Pictures must be dropped from the copy of the entries below; all else is returned exactly.

» **RECORDS FOR THIS EXERCISE**:

____

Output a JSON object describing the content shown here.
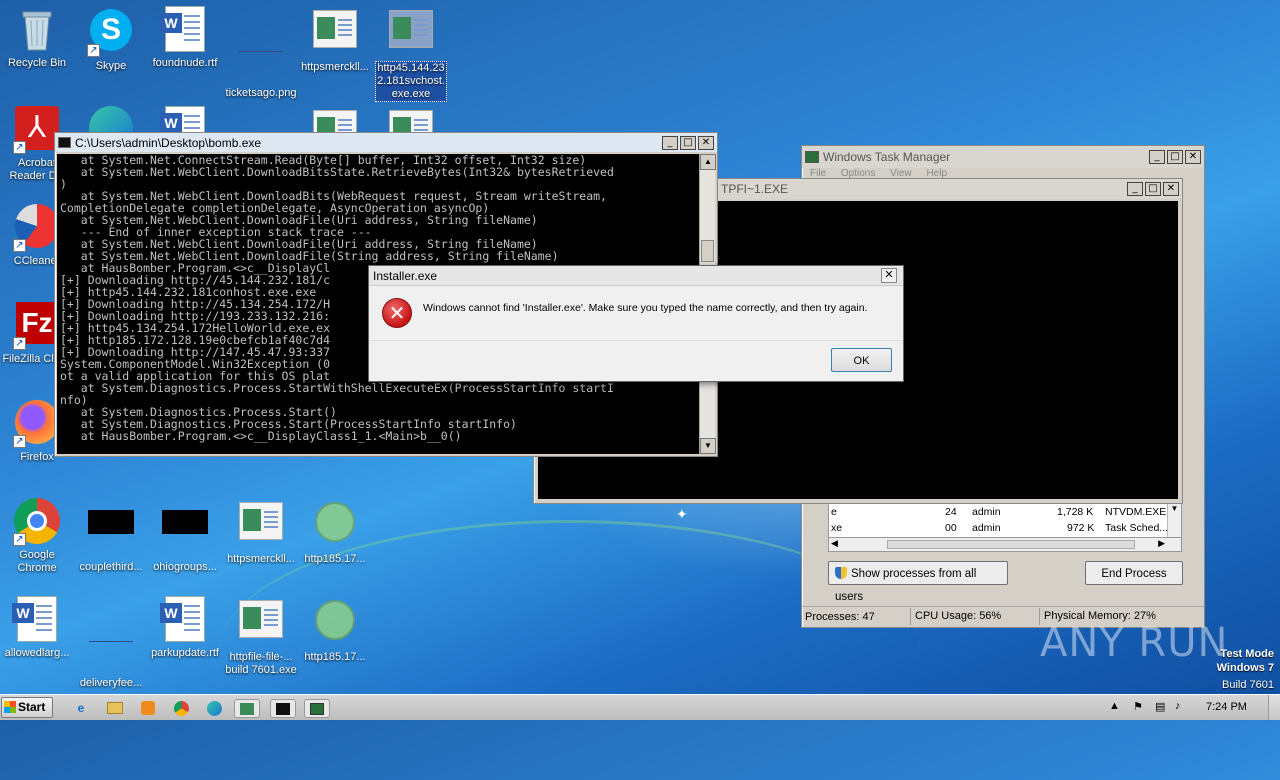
{
  "desktop": {
    "icons": [
      {
        "label": "Recycle Bin"
      },
      {
        "label": "Skype"
      },
      {
        "label": "foundnude.rtf"
      },
      {
        "label": "ticketsago.png"
      },
      {
        "label": "httpsmerckll..."
      },
      {
        "label": "http45.144.23 2.181svchost. exe.exe"
      },
      {
        "label": "Acrobat Reader DC"
      },
      {
        "label": "CCleaner"
      },
      {
        "label": "FileZilla Client"
      },
      {
        "label": "Firefox"
      },
      {
        "label": "Google Chrome"
      },
      {
        "label": "couplethird..."
      },
      {
        "label": "ohiogroups..."
      },
      {
        "label": "httpsmerckll..."
      },
      {
        "label": "http185.17..."
      },
      {
        "label": "allowedlarg..."
      },
      {
        "label": "deliveryfee..."
      },
      {
        "label": "parkupdate.rtf"
      },
      {
        "label": "httpfile-file-... build 7601.exe"
      },
      {
        "label": "http185.17..."
      }
    ]
  },
  "console_window": {
    "title": "C:\\Users\\admin\\Desktop\\bomb.exe",
    "lines": [
      "   at System.Net.ConnectStream.Read(Byte[] buffer, Int32 offset, Int32 size)",
      "   at System.Net.WebClient.DownloadBitsState.RetrieveBytes(Int32& bytesRetrieved",
      ")",
      "   at System.Net.WebClient.DownloadBits(WebRequest request, Stream writeStream,",
      "CompletionDelegate completionDelegate, AsyncOperation asyncOp)",
      "   at System.Net.WebClient.DownloadFile(Uri address, String fileName)",
      "   --- End of inner exception stack trace ---",
      "   at System.Net.WebClient.DownloadFile(Uri address, String fileName)",
      "   at System.Net.WebClient.DownloadFile(String address, String fileName)",
      "   at HausBomber.Program.<>c__DisplayCl",
      "[+] Downloading http://45.144.232.181/c",
      "[+] http45.144.232.181conhost.exe.exe",
      "[+] Downloading http://45.134.254.172/H",
      "[+] Downloading http://193.233.132.216:",
      "[+] http45.134.254.172HelloWorld.exe.ex",
      "[+] http185.172.128.19e0cbefcb1af40c7d4",
      "[+] Downloading http://147.45.47.93:337",
      "System.ComponentModel.Win32Exception (0",
      "ot a valid application for this OS plat",
      "   at System.Diagnostics.Process.StartWithShellExecuteEx(ProcessStartInfo startI",
      "nfo)",
      "   at System.Diagnostics.Process.Start()",
      "   at System.Diagnostics.Process.Start(ProcessStartInfo startInfo)",
      "   at HausBomber.Program.<>c__DisplayClass1_1.<Main>b__0()"
    ]
  },
  "ntvdm_window": {
    "title": "TPFI~1.EXE"
  },
  "task_manager": {
    "title": "Windows Task Manager",
    "menu": [
      "File",
      "Options",
      "View",
      "Help"
    ],
    "rows": [
      {
        "name": "e",
        "cpu": "24",
        "user": "admin",
        "mem": "1,728 K",
        "desc": "NTVDM.EXE"
      },
      {
        "name": "xe",
        "cpu": "00",
        "user": "admin",
        "mem": "972 K",
        "desc": "Task Sched..."
      }
    ],
    "show_all_label": "Show processes from all users",
    "end_process_label": "End Process",
    "status": {
      "processes": "Processes: 47",
      "cpu": "CPU Usage: 56%",
      "memory": "Physical Memory: 27%"
    }
  },
  "dialog": {
    "title": "Installer.exe",
    "message": "Windows cannot find 'Installer.exe'. Make sure you typed the name correctly, and then try again.",
    "ok_label": "OK"
  },
  "watermark": {
    "brand": "ANY RUN",
    "test_mode": "Test Mode",
    "os": "Windows 7",
    "build": "Build 7601"
  },
  "taskbar": {
    "start_label": "Start",
    "clock": "7:24 PM"
  }
}
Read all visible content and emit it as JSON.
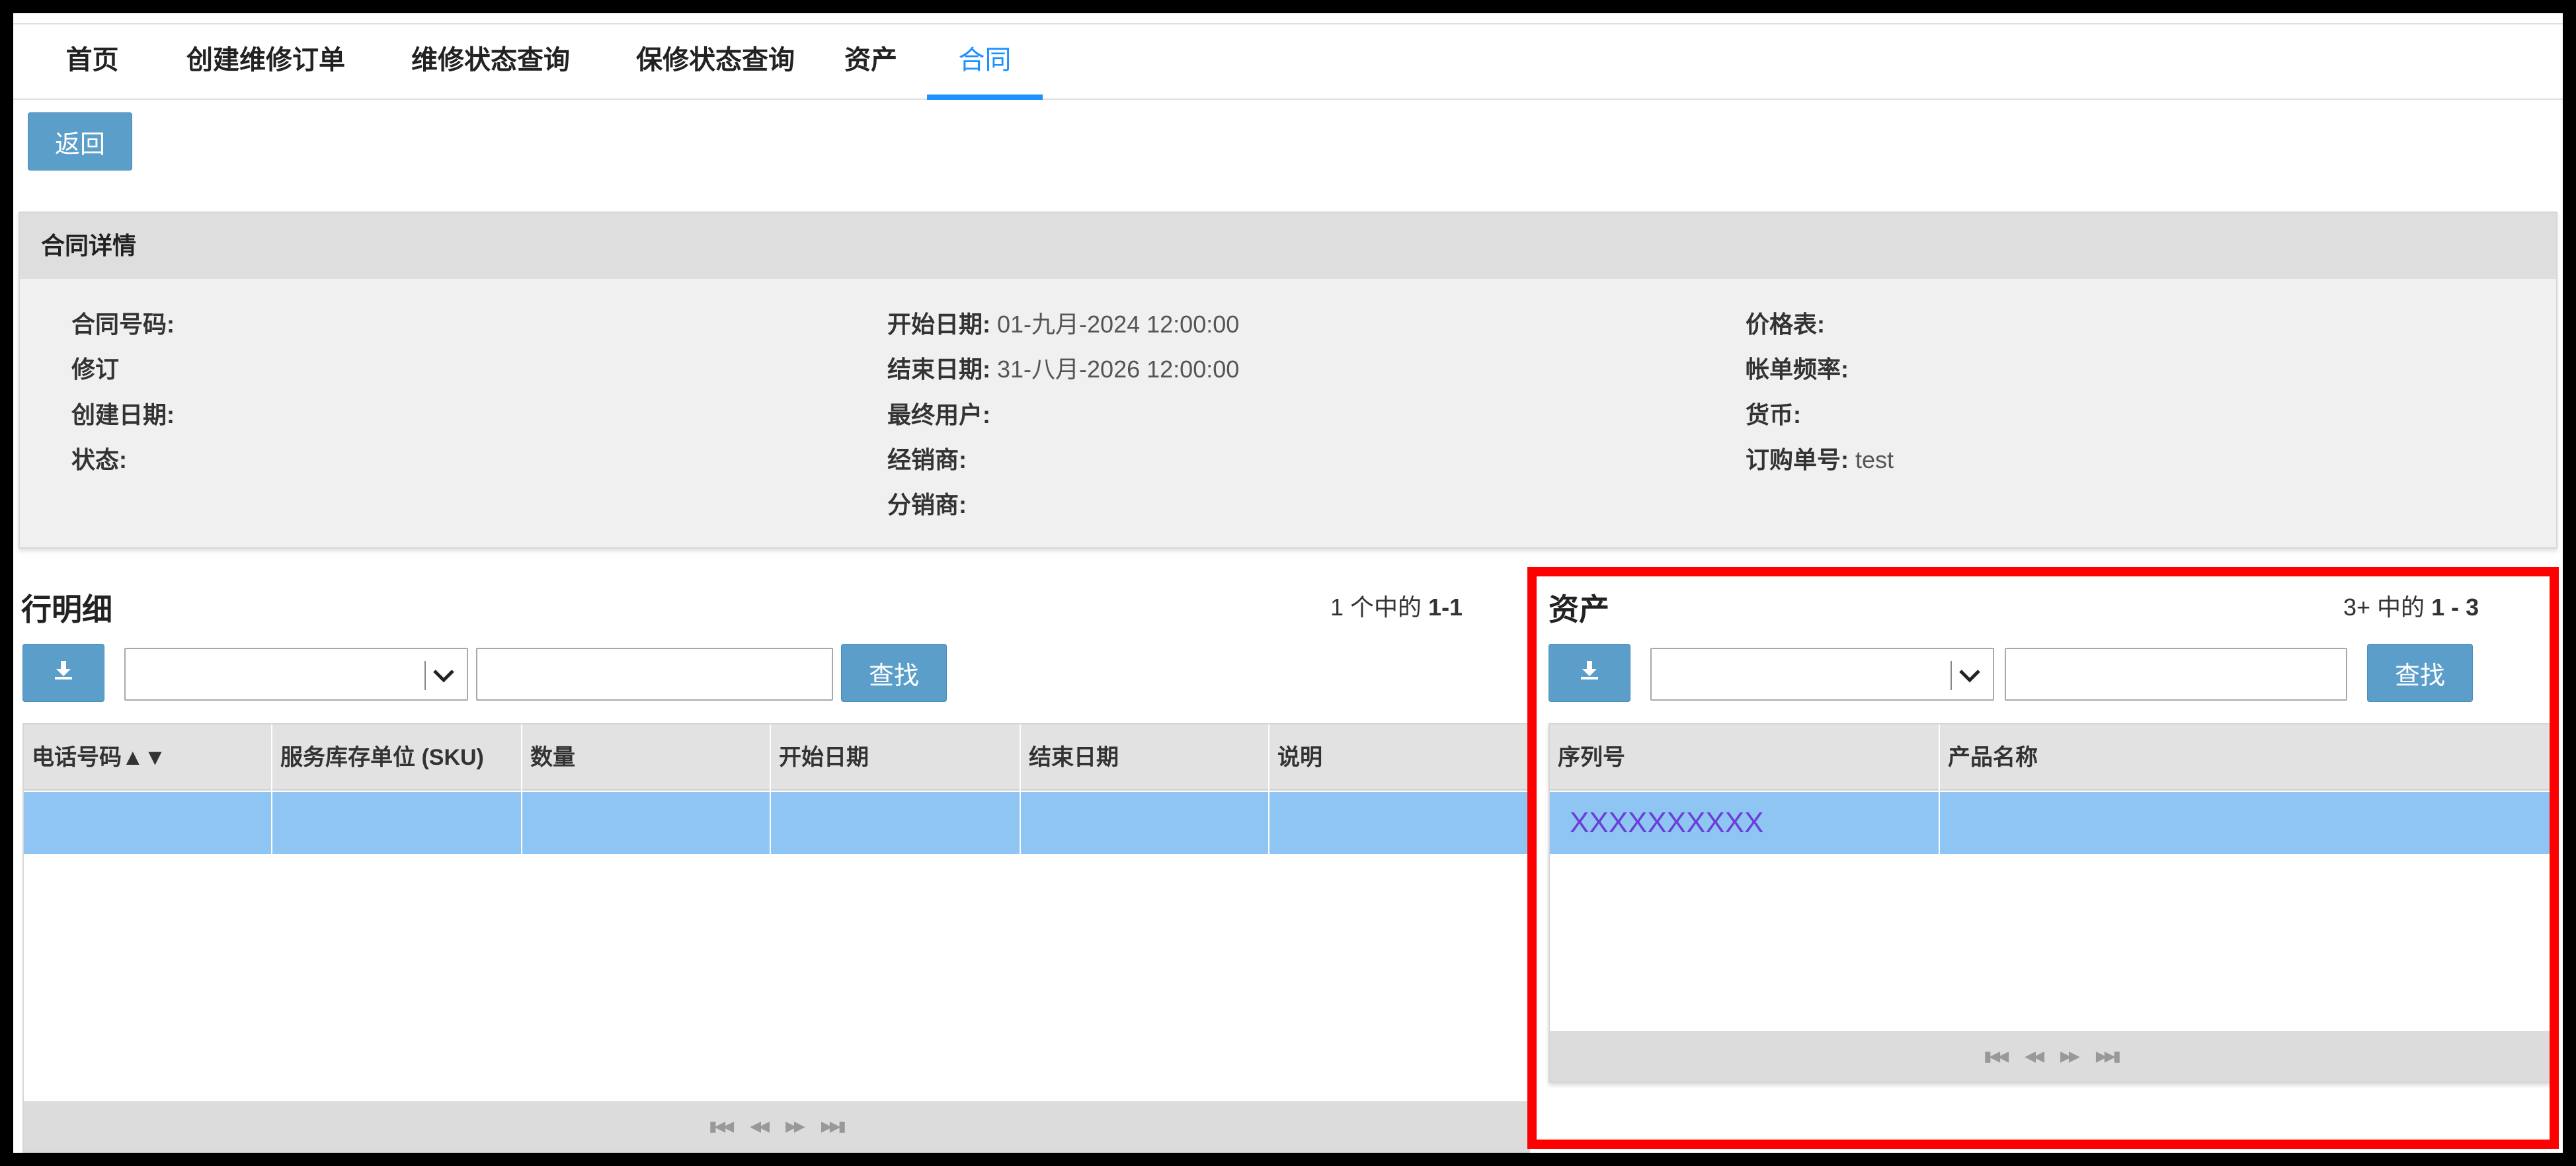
{
  "nav": {
    "tabs": [
      {
        "label": "首页"
      },
      {
        "label": "创建维修订单"
      },
      {
        "label": "维修状态查询"
      },
      {
        "label": "保修状态查询"
      },
      {
        "label": "资产"
      },
      {
        "label": "合同"
      }
    ],
    "active_tab": "合同"
  },
  "back_button": "返回",
  "details": {
    "title": "合同详情",
    "col1": [
      {
        "label": "合同号码:",
        "value": ""
      },
      {
        "label": "修订",
        "value": ""
      },
      {
        "label": "创建日期:",
        "value": ""
      },
      {
        "label": "状态:",
        "value": ""
      }
    ],
    "col2": [
      {
        "label": "开始日期:",
        "value": "01-九月-2024 12:00:00"
      },
      {
        "label": "结束日期:",
        "value": "31-八月-2026 12:00:00"
      },
      {
        "label": "最终用户:",
        "value": ""
      },
      {
        "label": "经销商:",
        "value": ""
      },
      {
        "label": "分销商:",
        "value": ""
      }
    ],
    "col3": [
      {
        "label": "价格表:",
        "value": ""
      },
      {
        "label": "帐单频率:",
        "value": ""
      },
      {
        "label": "货币:",
        "value": ""
      },
      {
        "label": "订购单号:",
        "value": "test"
      }
    ]
  },
  "lines": {
    "title": "行明细",
    "count_prefix": "1 个中的",
    "count_range": "1-1",
    "search_button": "查找",
    "columns": [
      "电话号码▲▼",
      "服务库存单位 (SKU)",
      "数量",
      "开始日期",
      "结束日期",
      "说明"
    ],
    "rows": [
      [
        "",
        "",
        "",
        "",
        "",
        ""
      ]
    ]
  },
  "assets": {
    "title": "资产",
    "count_prefix": "3+ 中的",
    "count_range": "1 - 3",
    "search_button": "查找",
    "columns": [
      "序列号",
      "产品名称"
    ],
    "rows": [
      [
        "XXXXXXXXXX",
        ""
      ]
    ]
  },
  "pager_icons": [
    "first-page-icon",
    "prev-page-icon",
    "next-page-icon",
    "last-page-icon"
  ],
  "colors": {
    "accent": "#1e90ff",
    "button": "#5b9ec9",
    "selected_row": "#8ec5f3",
    "highlight_border": "#ff0000",
    "link": "#6a3fd8"
  }
}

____

» **TASK OUTPUT**:
Output a JSON object describing the content shown here.
{
  "desktop": {
    "icons": [
      {
        "label": "Recycle Bin"
      },
      {
        "label": "Skype"
      },
      {
        "label": "foundnude.rtf"
      },
      {
        "label": "ticketsago.png"
      },
      {
        "label": "httpsmerckll..."
      },
      {
        "label": "http45.144.23 2.181svchost. exe.exe"
      },
      {
        "label": "Acrobat Reader DC"
      },
      {
        "label": "CCleaner"
      },
      {
        "label": "FileZilla Client"
      },
      {
        "label": "Firefox"
      },
      {
        "label": "Google Chrome"
      },
      {
        "label": "couplethird..."
      },
      {
        "label": "ohiogroups..."
      },
      {
        "label": "httpsmerckll..."
      },
      {
        "label": "http185.17..."
      },
      {
        "label": "allowedlarg..."
      },
      {
        "label": "deliveryfee..."
      },
      {
        "label": "parkupdate.rtf"
      },
      {
        "label": "httpfile-file-... build 7601.exe"
      },
      {
        "label": "http185.17..."
      }
    ]
  },
  "console_window": {
    "title": "C:\\Users\\admin\\Desktop\\bomb.exe",
    "lines": [
      "   at System.Net.ConnectStream.Read(Byte[] buffer, Int32 offset, Int32 size)",
      "   at System.Net.WebClient.DownloadBitsState.RetrieveBytes(Int32& bytesRetrieved",
      ")",
      "   at System.Net.WebClient.DownloadBits(WebRequest request, Stream writeStream,",
      "CompletionDelegate completionDelegate, AsyncOperation asyncOp)",
      "   at System.Net.WebClient.DownloadFile(Uri address, String fileName)",
      "   --- End of inner exception stack trace ---",
      "   at System.Net.WebClient.DownloadFile(Uri address, String fileName)",
      "   at System.Net.WebClient.DownloadFile(String address, String fileName)",
      "   at HausBomber.Program.<>c__DisplayCl",
      "[+] Downloading http://45.144.232.181/c",
      "[+] http45.144.232.181conhost.exe.exe",
      "[+] Downloading http://45.134.254.172/H",
      "[+] Downloading http://193.233.132.216:",
      "[+] http45.134.254.172HelloWorld.exe.ex",
      "[+] http185.172.128.19e0cbefcb1af40c7d4",
      "[+] Downloading http://147.45.47.93:337",
      "System.ComponentModel.Win32Exception (0",
      "ot a valid application for this OS plat",
      "   at System.Diagnostics.Process.StartWithShellExecuteEx(ProcessStartInfo startI",
      "nfo)",
      "   at System.Diagnostics.Process.Start()",
      "   at System.Diagnostics.Process.Start(ProcessStartInfo startInfo)",
      "   at HausBomber.Program.<>c__DisplayClass1_1.<Main>b__0()"
    ]
  },
  "ntvdm_window": {
    "title": "TPFI~1.EXE"
  },
  "task_manager": {
    "title": "Windows Task Manager",
    "menu": [
      "File",
      "Options",
      "View",
      "Help"
    ],
    "rows": [
      {
        "name": "e",
        "cpu": "24",
        "user": "admin",
        "mem": "1,728 K",
        "desc": "NTVDM.EXE"
      },
      {
        "name": "xe",
        "cpu": "00",
        "user": "admin",
        "mem": "972 K",
        "desc": "Task Sched..."
      }
    ],
    "show_all_label": "Show processes from all users",
    "end_process_label": "End Process",
    "status": {
      "processes": "Processes: 47",
      "cpu": "CPU Usage: 56%",
      "memory": "Physical Memory: 27%"
    }
  },
  "dialog": {
    "title": "Installer.exe",
    "message": "Windows cannot find 'Installer.exe'. Make sure you typed the name correctly, and then try again.",
    "ok_label": "OK"
  },
  "watermark": {
    "brand": "ANY RUN",
    "test_mode": "Test Mode",
    "os": "Windows 7",
    "build": "Build 7601"
  },
  "taskbar": {
    "start_label": "Start",
    "clock": "7:24 PM"
  }
}
Read all visible content and emit it as JSON.
{
  "nav": {
    "tabs": [
      {
        "label": "首页"
      },
      {
        "label": "创建维修订单"
      },
      {
        "label": "维修状态查询"
      },
      {
        "label": "保修状态查询"
      },
      {
        "label": "资产"
      },
      {
        "label": "合同"
      }
    ],
    "active_tab": "合同"
  },
  "back_button": "返回",
  "details": {
    "title": "合同详情",
    "col1": [
      {
        "label": "合同号码:",
        "value": ""
      },
      {
        "label": "修订",
        "value": ""
      },
      {
        "label": "创建日期:",
        "value": ""
      },
      {
        "label": "状态:",
        "value": ""
      }
    ],
    "col2": [
      {
        "label": "开始日期:",
        "value": "01-九月-2024 12:00:00"
      },
      {
        "label": "结束日期:",
        "value": "31-八月-2026 12:00:00"
      },
      {
        "label": "最终用户:",
        "value": ""
      },
      {
        "label": "经销商:",
        "value": ""
      },
      {
        "label": "分销商:",
        "value": ""
      }
    ],
    "col3": [
      {
        "label": "价格表:",
        "value": ""
      },
      {
        "label": "帐单频率:",
        "value": ""
      },
      {
        "label": "货币:",
        "value": ""
      },
      {
        "label": "订购单号:",
        "value": "test"
      }
    ]
  },
  "lines": {
    "title": "行明细",
    "count_prefix": "1 个中的",
    "count_range": "1-1",
    "search_button": "查找",
    "columns": [
      "电话号码▲▼",
      "服务库存单位 (SKU)",
      "数量",
      "开始日期",
      "结束日期",
      "说明"
    ],
    "rows": [
      [
        "",
        "",
        "",
        "",
        "",
        ""
      ]
    ]
  },
  "assets": {
    "title": "资产",
    "count_prefix": "3+ 中的",
    "count_range": "1 - 3",
    "search_button": "查找",
    "columns": [
      "序列号",
      "产品名称"
    ],
    "rows": [
      [
        "XXXXXXXXXX",
        ""
      ]
    ]
  },
  "pager_icons": [
    "first-page-icon",
    "prev-page-icon",
    "next-page-icon",
    "last-page-icon"
  ],
  "colors": {
    "accent": "#1e90ff",
    "button": "#5b9ec9",
    "selected_row": "#8ec5f3",
    "highlight_border": "#ff0000",
    "link": "#6a3fd8"
  }
}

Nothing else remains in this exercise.